Be in the know and join our inner circle of style mavens, innovators, art lovers and tech-aficionados.

Google reCaptcha: Invalid site key.

From landfill to luxury: Joseph’s new capsule lands on Mytheresa

A waste yarn project capsule
Using remaining yarn from old productions was an opportunity and an obligation for this capsule collection...

There’s the proverbial saying, “one man’s trash is another man’s treasure,” and luxury brands across the globe continue to implement eco-conscious approaches into their designs – one including Joseph. The lifestyle label – highly recognised for developing the modern woman’s uniform into something more refined – has launched a new capsule collection under its ongoing Waste Project commitment where products destined for landfills are reimagined into something new.

Made from waste yarns taken from Joseph’s factories, the capsule collection is made up of four knitwear styles, each piece hand-knitted by artisans in Macedonia, using traditional and meticulous techniques.

Now available on the leading e-commerce Mytheresa, read our exclusive interview below with Anna Lundbäck Dyhr and Frederik Dyhr…

The capsule exclusively available on Mytheresa comprises 4 pieces made from your factories waste yarns/leftovers. How did this idea first come about?

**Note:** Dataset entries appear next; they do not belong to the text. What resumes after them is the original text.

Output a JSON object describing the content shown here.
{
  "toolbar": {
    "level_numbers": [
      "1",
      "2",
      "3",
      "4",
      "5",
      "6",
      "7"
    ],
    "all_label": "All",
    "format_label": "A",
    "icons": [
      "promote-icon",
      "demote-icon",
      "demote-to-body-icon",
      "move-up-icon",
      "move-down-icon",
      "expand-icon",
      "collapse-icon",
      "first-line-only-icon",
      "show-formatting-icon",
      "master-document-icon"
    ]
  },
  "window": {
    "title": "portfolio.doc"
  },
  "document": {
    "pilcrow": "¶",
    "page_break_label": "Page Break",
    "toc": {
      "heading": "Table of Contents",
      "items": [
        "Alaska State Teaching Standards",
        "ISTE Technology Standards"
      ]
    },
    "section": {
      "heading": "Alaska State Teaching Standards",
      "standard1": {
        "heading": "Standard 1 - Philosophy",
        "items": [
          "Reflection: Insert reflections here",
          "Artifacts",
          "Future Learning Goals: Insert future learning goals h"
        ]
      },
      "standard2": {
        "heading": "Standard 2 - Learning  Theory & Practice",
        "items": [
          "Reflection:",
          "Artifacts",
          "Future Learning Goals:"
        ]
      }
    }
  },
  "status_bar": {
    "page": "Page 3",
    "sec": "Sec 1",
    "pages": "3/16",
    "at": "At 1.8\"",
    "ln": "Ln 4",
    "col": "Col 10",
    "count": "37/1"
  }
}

The Waste Project is an initiative we started in 2020, taking product and materials destined for landfills and reimagining it into something new. For this project, our focus is waste yarn. Over time we have seen how factories throw away boxes of remaining yarn from old productions, so we wanted to utilise what was already available to us. We feel it is our obligation. As a business, we have an important role to play in building a more sustainable future.

Each piece of the capsule has been hand-knitted by artisans in Macedonia and is, therefore, one of a kind. Do you think that there is a part of the uniqueness and special feeling that machinery and mass production will never be able to recreate?

Craftsmanship is part of the Joseph brand DNA and this project champions that. The hand-knit techniques used have been passed down through generations of skilled artisans, it is a skill that is dying out as its being replaced by machinery. Each piece takes 5-10 days for the artisans to create. The quality of a hand-finished item simply can’t be replicated by machine knitting. Attention to detail and dedication to their craft run through every piece. Each piece is made with care and is unique and that’s special.

What would most help fashion become more sustainable?

We believe in buying less and buying better. Investing in styles that will last beyond seasonal trends. Investing in quality, to ensure your pieces wear well so you can enjoy them season after season.

Tell us more about your creative process and inspirations for this capsule.

When we first joined the brand, we spent a lot of time exploring the brands archives. The brands founder Joseph Ettedgui first launched Joseph in the ‘60s as a multi brand concept store. In the ‘80s he launched Joseph Tricot which was the brands first own label, focusing on knitwear. Whilst exploring the image archives, we found some incredible visuals of the old Joseph Tricot designs. Working with the group of talented artisans, we have re-created these iconic designs into a small exclusive capsule of six pieces – two jumpers, a cardigan, a tank, a scarf and a bag.

Which elements of this capsule represents best the Joseph DNA and why?

For this project, we wanted to honour our rich history, whilst also staying true to our brand pillars of craftsmanship and sustainability.

What are the greatest challenges of taking over the creative lead of a brand like Joseph?

Joseph has such a rich history. Our challenge is to stay true to the original brand vision as set out by Joseph Ettedgui; creating a balance between fashion and a timeless wardrobe of luxury essentials – whilst moving the brand forward and injecting some newness. It’s a great challenge to have…

The exclusive Joseph Waste Yarn Project capsule collection is now available globally on

Now, read more about Budapest – a fashion capital, a style center or both?